Saturday 9th January.
When the weather gets as cold and severe as it has been at the moment, it's always difficult to know what to do for birding. You know just about all areas of water will be frozen over, so most wildfowl will have cleared out. Walking around woodland and farmland can be difficult as well, being wary to not disturb any remaining birds around, to save their energy. Then there's the state of the roads.
Thankfully, getting to Brookleys Lake from Ellastone was not a problem, although I think it would've been a struggle for my car to continue along the lane to Alton Towers.
This is the only remaining patch of open water left on the lake.

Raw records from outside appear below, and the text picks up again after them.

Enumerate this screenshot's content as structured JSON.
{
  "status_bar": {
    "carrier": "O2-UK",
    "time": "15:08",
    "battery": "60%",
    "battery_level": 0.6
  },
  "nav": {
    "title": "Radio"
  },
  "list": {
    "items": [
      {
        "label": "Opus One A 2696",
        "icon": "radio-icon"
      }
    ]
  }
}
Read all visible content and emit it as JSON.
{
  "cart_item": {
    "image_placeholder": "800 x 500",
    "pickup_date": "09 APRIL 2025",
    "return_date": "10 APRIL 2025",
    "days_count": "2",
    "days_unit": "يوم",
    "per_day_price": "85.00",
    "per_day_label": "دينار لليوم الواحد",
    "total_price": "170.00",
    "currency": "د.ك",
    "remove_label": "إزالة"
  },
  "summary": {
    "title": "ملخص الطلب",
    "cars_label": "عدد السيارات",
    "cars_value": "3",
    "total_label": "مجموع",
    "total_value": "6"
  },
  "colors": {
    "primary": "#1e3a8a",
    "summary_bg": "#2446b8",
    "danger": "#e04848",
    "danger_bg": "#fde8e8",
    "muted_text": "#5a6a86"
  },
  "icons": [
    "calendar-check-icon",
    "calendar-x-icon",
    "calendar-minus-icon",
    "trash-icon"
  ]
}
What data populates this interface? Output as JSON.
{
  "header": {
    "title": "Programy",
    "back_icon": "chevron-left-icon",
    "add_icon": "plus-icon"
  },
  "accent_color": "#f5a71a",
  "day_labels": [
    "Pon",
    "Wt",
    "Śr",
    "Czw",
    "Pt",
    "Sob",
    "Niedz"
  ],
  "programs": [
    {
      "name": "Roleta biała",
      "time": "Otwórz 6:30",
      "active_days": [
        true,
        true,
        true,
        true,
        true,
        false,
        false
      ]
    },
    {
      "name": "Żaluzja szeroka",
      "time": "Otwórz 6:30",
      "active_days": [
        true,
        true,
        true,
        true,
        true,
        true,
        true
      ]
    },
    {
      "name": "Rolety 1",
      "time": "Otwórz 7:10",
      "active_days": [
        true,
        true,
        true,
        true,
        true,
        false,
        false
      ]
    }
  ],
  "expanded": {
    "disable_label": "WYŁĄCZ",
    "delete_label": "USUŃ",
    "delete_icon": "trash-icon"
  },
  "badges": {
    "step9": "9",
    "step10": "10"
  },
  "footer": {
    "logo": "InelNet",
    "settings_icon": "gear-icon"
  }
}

Not surprising that my Ferruginous friend has disappeared, but incredibly the female Scaup was still there and appears to be well, diving to feed all the time. The only other diving duck left was a female Tufted Duck, plus 7 Mandarins.
There was a similar sized patch of water at Uttoxeter Quarry too. Here the first-winter drake Scaup remains, the only diving duck around. This bird was nowhere near as active as the Brookleys lake bird. I would imagine Brookleys Lake has a greater food supply for diving duck and Coots compared with a recently-dug gravel pit, being a more established lake, so one fears for this bird I'm afraid.
Also around the small patch of water were 4 Goosander, 3 Wigeon, 20 Lapwings plus Raven and Sparrowhawk overhead.
Sunday 10th January.
Still bloomin cold, and still don't fancy going too far. As you were at Uttoxeter Quarry this morning, the drake Scaup still looking rather inactive.
I then took a walk around Hales Hall Pool in Cheadle.
A Water Rail walked across the path in front of me, and showed well a few times in amongst the local duck and Moorhens, no doubt being able to feed on bits of bread being put out. There was also a Snipe, Goldcrest and about 30 Greenfinches, an impressive sized flock these days.
It's also been noticeable just how tame Redwings and Fieldfares have become. Let's just hope a thaw happens soon.